- **Dataset extract**:
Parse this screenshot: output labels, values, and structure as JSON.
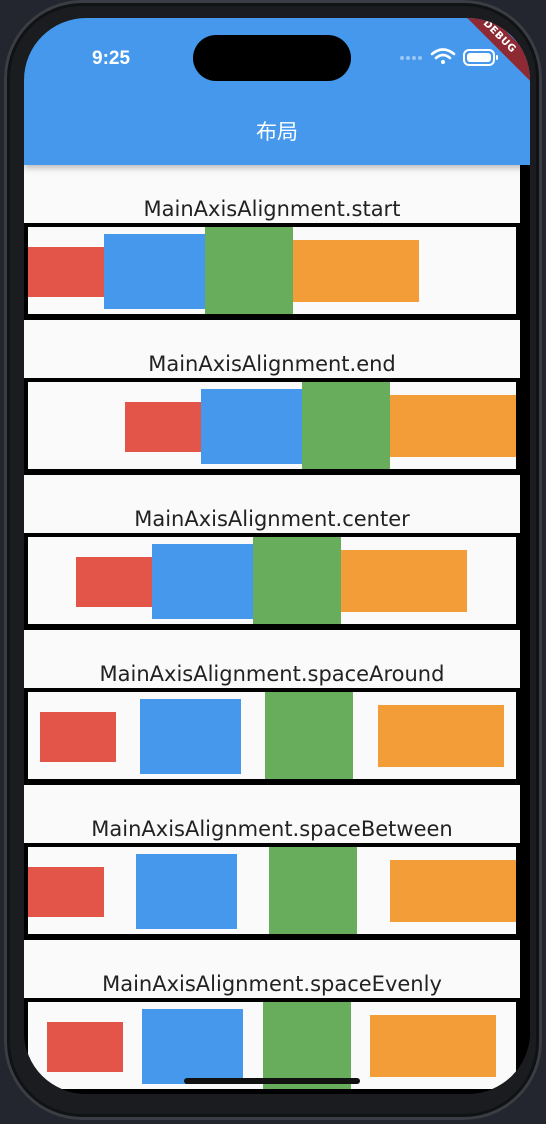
{
  "status_bar": {
    "time": "9:25",
    "debug_label": "DEBUG"
  },
  "appbar": {
    "title": "布局"
  },
  "colors": {
    "appbar": "#4598eb",
    "red": "#e45549",
    "blue": "#4598eb",
    "green": "#67ad5b",
    "orange": "#f29d38",
    "row_background": "#fafafa"
  },
  "sections": [
    {
      "caption": "MainAxisAlignment.start"
    },
    {
      "caption": "MainAxisAlignment.end"
    },
    {
      "caption": "MainAxisAlignment.center"
    },
    {
      "caption": "MainAxisAlignment.spaceAround"
    },
    {
      "caption": "MainAxisAlignment.spaceBetween"
    },
    {
      "caption": "MainAxisAlignment.spaceEvenly"
    }
  ]
}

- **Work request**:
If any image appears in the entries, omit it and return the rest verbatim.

- **Written response**:
Parse this screenshot: output labels, values, and structure as JSON.
{
  "status_bar": {
    "time": "9:25",
    "debug_label": "DEBUG"
  },
  "appbar": {
    "title": "布局"
  },
  "colors": {
    "appbar": "#4598eb",
    "red": "#e45549",
    "blue": "#4598eb",
    "green": "#67ad5b",
    "orange": "#f29d38",
    "row_background": "#fafafa"
  },
  "sections": [
    {
      "caption": "MainAxisAlignment.start"
    },
    {
      "caption": "MainAxisAlignment.end"
    },
    {
      "caption": "MainAxisAlignment.center"
    },
    {
      "caption": "MainAxisAlignment.spaceAround"
    },
    {
      "caption": "MainAxisAlignment.spaceBetween"
    },
    {
      "caption": "MainAxisAlignment.spaceEvenly"
    }
  ]
}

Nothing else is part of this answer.